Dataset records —
****************************************

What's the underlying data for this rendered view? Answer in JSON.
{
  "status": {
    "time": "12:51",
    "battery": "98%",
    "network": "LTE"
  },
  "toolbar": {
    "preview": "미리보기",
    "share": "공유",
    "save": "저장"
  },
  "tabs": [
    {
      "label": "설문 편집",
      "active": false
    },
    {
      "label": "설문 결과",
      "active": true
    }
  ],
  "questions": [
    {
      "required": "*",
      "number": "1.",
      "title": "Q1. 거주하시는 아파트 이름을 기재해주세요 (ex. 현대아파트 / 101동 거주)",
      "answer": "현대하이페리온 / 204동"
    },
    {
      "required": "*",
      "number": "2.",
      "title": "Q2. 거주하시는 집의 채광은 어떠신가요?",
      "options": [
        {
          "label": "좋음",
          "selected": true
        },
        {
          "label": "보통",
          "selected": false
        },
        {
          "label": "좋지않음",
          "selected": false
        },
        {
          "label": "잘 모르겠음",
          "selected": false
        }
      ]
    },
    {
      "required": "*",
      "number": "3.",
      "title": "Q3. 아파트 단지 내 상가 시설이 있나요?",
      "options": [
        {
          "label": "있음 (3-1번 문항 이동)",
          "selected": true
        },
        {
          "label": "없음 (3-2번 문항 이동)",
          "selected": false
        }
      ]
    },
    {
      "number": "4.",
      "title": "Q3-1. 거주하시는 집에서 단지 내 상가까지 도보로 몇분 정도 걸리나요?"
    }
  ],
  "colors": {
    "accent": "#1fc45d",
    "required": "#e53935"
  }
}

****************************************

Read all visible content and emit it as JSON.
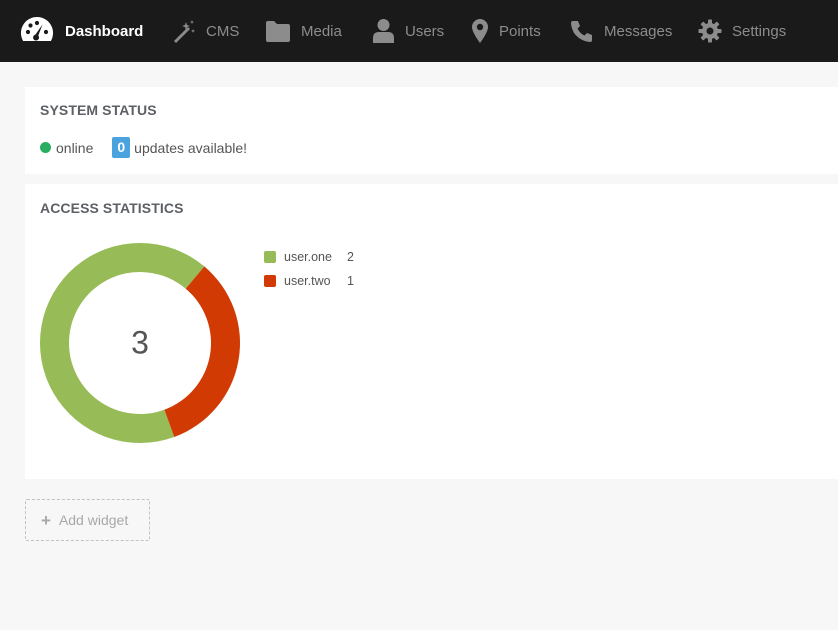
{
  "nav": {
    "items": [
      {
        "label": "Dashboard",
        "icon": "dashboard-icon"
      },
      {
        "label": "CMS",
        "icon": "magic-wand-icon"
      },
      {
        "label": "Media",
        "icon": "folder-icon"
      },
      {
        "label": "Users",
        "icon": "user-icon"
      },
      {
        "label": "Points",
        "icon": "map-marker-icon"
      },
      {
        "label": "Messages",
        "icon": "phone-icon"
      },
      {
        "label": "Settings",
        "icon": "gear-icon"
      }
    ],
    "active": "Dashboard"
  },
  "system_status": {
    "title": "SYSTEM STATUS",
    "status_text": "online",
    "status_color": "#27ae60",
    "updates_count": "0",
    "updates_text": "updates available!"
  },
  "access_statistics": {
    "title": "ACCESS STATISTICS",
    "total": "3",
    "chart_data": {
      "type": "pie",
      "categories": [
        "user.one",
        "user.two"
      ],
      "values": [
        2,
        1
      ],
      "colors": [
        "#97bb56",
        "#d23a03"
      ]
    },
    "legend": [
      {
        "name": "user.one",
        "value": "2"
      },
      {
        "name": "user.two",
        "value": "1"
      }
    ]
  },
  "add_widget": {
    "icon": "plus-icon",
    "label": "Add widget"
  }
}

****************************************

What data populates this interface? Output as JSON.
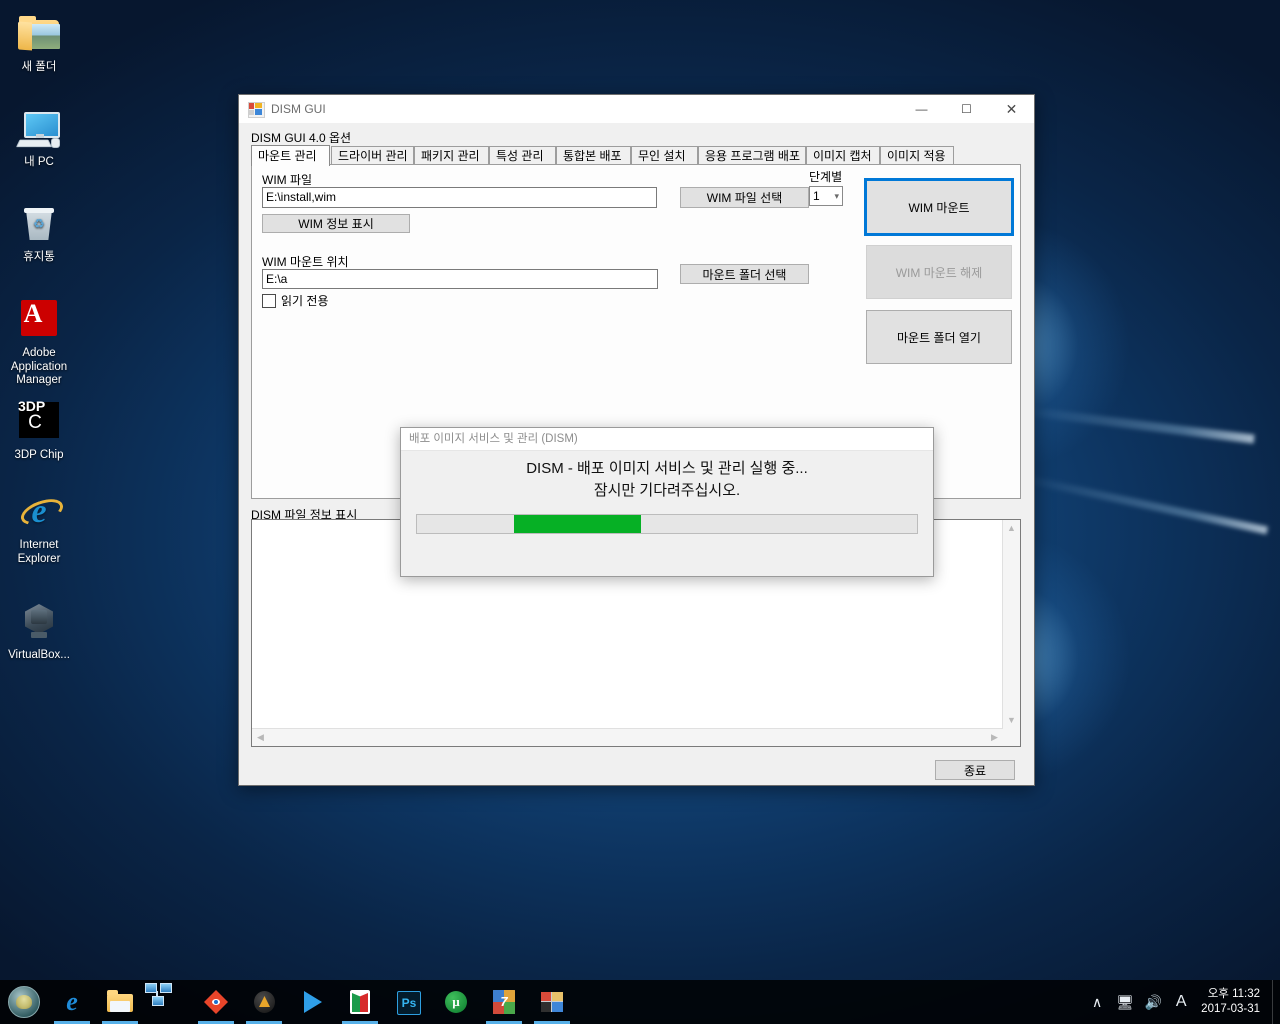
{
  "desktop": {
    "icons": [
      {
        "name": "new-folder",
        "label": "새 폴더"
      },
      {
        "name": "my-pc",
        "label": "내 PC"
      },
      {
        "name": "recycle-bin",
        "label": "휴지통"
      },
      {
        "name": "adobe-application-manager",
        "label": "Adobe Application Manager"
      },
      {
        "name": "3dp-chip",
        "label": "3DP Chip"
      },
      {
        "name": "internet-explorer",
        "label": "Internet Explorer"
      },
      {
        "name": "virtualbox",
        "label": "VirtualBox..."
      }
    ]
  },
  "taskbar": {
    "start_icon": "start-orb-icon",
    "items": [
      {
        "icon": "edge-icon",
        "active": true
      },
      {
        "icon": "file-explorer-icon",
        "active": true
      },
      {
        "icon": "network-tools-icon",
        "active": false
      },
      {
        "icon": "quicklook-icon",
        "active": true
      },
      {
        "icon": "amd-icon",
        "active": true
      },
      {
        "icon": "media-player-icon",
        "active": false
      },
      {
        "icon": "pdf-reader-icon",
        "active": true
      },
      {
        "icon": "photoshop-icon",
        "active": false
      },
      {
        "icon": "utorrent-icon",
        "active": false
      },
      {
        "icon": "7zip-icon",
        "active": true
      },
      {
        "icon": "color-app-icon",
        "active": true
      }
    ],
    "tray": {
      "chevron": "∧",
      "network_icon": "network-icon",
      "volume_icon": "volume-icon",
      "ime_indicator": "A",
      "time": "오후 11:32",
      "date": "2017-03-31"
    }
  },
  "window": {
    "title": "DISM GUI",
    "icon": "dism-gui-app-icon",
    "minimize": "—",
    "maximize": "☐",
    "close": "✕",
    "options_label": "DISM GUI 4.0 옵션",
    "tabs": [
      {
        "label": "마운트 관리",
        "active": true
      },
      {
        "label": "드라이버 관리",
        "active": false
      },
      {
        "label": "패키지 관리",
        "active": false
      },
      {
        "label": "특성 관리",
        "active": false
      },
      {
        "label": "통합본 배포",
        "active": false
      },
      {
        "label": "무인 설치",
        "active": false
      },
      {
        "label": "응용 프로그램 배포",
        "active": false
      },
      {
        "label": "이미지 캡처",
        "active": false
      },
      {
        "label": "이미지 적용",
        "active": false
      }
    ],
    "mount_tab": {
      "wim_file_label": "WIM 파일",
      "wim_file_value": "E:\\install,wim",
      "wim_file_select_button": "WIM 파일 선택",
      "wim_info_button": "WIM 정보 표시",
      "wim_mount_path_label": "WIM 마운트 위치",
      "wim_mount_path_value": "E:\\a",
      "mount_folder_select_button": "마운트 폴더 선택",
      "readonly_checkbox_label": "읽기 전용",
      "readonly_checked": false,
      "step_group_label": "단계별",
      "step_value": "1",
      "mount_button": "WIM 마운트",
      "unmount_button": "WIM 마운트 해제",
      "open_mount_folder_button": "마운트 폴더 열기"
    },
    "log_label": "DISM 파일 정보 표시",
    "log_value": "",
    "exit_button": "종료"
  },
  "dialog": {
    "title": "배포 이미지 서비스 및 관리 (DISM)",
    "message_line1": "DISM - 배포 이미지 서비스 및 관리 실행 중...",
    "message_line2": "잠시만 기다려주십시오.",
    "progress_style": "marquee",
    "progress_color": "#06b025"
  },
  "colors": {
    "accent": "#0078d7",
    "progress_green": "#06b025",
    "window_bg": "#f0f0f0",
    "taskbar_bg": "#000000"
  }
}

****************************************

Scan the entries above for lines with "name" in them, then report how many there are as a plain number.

EXERCISE OUTPUT — 9